The NHS already offers a 24 hours-a-day, seven day-a-week primary care service.
However, it doesn’t offer a 12/7 routine care service. The concern is that this lack of routine care outside of the current 52.5 hours-per-week GP contract is driving up A&E attendance and thus hospital admissions.
It is true that attendance at A&E has a direct correlation with hospital admission but is there an inverse correlation between GP opening hours and A&E attendance?
The government thinks so but A&E attendance peaks in the hours that correlate to standard GP opening hours in the week, with the peak demand being on Mondays.
Peak attendance time in A&E at weekends is also between 8am and 8pm, hence the reasoning that routine 7 day opening of GP surgeries between 8am and 8pm would reduce A&E attendance.
The question is; if it doesn’t reduce demand in the week why would it at the weekend?
We know that patients of practices that offer a Doctor First-type access system have a 20% lower A&E attendance rate, even if they do not offer extended hours of opening, compared to practices offering a standard way of working.
The key difference is that Doctor First–type practices deal with true patient demand whereas practices offering traditional 10-minute appointments manage to satisfy only around 75% of that level of demand.
The answer, therefore, is to manage true demand.
Would patients use a routine Saturday and Sunday GP service? The answer is ‘yes’, but anecdotally it is often by people who could attend in the week. In addition, patients generally have better things to do with their weekends and evenings (as shown by the rise in A&E attendance on Mondays).
To cope with this additional opening with an understaffed workforce fewer sessions would need to be provided in the current standard working week. That would inevitably mean that patients would be just as unlikely to see their own GP as they are now, which would defeat the object of the Government promise that patients would have increased access to their own GP!
There has been no suggestion that the extended GP service would replace the out of hours service and that begs the question of why we would benefit from paying for an extended hours service twice?
SO what might be lost? With the 2004 GP contract perhaps the single most important factor in improving patient safety has been the abolition of an individual GP’s 24-hour responsibility for patient care.
That guaranteed time-off has allowed doctors to recharge their batteries and so be in a far better situation to give of their all in the day.
Having said that, there is no new money to pay for these additional hours. Some money has been recycled from GP contracts to pay for additional hours and so many GPs may decide that they want to offer a seven day service to try to claw back some of that lost income.
How can the practice be set-up to most efficiently offer the service?

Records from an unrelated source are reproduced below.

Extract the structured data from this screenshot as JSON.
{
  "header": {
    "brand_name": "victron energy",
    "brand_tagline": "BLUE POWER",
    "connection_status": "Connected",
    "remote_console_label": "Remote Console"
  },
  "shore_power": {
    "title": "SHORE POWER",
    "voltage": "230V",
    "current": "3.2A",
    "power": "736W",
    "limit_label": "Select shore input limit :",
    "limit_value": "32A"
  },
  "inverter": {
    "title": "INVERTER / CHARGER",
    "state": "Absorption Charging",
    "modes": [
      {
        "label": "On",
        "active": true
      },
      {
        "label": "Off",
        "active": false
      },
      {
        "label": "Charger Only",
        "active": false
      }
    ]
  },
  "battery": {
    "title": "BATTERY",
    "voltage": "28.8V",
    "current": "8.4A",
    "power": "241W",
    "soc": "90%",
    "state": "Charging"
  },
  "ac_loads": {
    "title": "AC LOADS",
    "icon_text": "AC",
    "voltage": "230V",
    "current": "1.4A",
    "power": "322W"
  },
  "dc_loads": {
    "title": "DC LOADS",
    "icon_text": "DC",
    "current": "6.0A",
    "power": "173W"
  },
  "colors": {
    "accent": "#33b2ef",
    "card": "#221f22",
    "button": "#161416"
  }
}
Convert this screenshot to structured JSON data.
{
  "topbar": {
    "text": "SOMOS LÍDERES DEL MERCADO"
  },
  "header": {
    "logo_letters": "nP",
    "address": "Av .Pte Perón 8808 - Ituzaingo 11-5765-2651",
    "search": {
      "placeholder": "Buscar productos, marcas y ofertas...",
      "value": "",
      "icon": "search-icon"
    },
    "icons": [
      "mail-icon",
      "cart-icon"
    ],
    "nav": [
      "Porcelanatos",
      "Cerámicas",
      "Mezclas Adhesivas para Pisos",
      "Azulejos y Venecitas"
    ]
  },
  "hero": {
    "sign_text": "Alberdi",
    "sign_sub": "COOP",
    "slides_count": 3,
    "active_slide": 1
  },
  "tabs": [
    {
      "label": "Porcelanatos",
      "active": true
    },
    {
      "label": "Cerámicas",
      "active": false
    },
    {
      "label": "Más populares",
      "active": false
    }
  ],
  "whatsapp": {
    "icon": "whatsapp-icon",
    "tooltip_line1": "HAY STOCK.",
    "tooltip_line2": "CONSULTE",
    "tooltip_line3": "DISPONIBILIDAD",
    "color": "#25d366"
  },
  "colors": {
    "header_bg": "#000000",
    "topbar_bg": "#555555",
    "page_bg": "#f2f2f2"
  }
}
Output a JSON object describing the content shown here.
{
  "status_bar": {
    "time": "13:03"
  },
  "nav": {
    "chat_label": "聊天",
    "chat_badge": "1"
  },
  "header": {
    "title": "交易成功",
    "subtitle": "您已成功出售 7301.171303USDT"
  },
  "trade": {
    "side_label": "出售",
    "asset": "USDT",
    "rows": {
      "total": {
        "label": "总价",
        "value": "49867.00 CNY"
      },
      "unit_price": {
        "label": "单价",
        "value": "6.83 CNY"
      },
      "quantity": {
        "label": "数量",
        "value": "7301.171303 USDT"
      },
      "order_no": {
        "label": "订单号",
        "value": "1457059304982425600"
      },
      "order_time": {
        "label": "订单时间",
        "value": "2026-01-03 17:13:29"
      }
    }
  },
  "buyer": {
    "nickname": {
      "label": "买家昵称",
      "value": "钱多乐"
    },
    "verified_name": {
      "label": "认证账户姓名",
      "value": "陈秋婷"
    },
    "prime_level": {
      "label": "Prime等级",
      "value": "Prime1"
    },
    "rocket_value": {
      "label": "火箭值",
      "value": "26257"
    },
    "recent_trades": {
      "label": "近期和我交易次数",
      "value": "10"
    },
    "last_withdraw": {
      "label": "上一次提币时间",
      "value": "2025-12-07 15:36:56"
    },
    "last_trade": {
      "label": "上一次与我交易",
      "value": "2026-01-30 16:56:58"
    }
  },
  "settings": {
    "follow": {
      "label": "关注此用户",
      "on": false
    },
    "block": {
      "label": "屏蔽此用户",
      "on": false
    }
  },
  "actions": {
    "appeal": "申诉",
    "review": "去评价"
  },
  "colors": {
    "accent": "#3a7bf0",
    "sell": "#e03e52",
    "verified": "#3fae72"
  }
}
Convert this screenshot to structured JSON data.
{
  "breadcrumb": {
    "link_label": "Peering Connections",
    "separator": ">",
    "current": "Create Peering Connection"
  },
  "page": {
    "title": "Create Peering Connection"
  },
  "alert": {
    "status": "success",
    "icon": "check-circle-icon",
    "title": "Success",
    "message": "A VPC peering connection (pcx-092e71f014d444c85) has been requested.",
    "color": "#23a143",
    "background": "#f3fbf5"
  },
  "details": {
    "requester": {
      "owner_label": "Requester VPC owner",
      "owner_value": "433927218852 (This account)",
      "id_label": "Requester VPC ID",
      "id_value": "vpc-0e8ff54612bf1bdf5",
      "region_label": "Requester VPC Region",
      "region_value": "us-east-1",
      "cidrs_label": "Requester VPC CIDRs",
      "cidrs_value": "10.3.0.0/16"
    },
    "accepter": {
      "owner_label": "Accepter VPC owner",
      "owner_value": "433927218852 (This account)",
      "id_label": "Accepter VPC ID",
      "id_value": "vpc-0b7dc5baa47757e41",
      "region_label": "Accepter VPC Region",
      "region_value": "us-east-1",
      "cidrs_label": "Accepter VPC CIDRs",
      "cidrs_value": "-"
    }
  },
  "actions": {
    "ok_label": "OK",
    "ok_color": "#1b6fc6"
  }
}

We know that Doctor First soaks up the weekly demand and so demand is reduced in the evenings and weekends.
We will see if patients choose to use their weekends to see a GP for routine problems and Doctor First practices such as Salford Health Matters will lead the way in finding out what effect weekend opening will have on their weekly workload and what the true demand for weekend appointments is.
It will then be for the Government to decide whether the duplicated additional cost is the best use of those scarce NHS resources.
Dr Stephen Clay
GP and Clinical Director for Productive Primary Care Ltd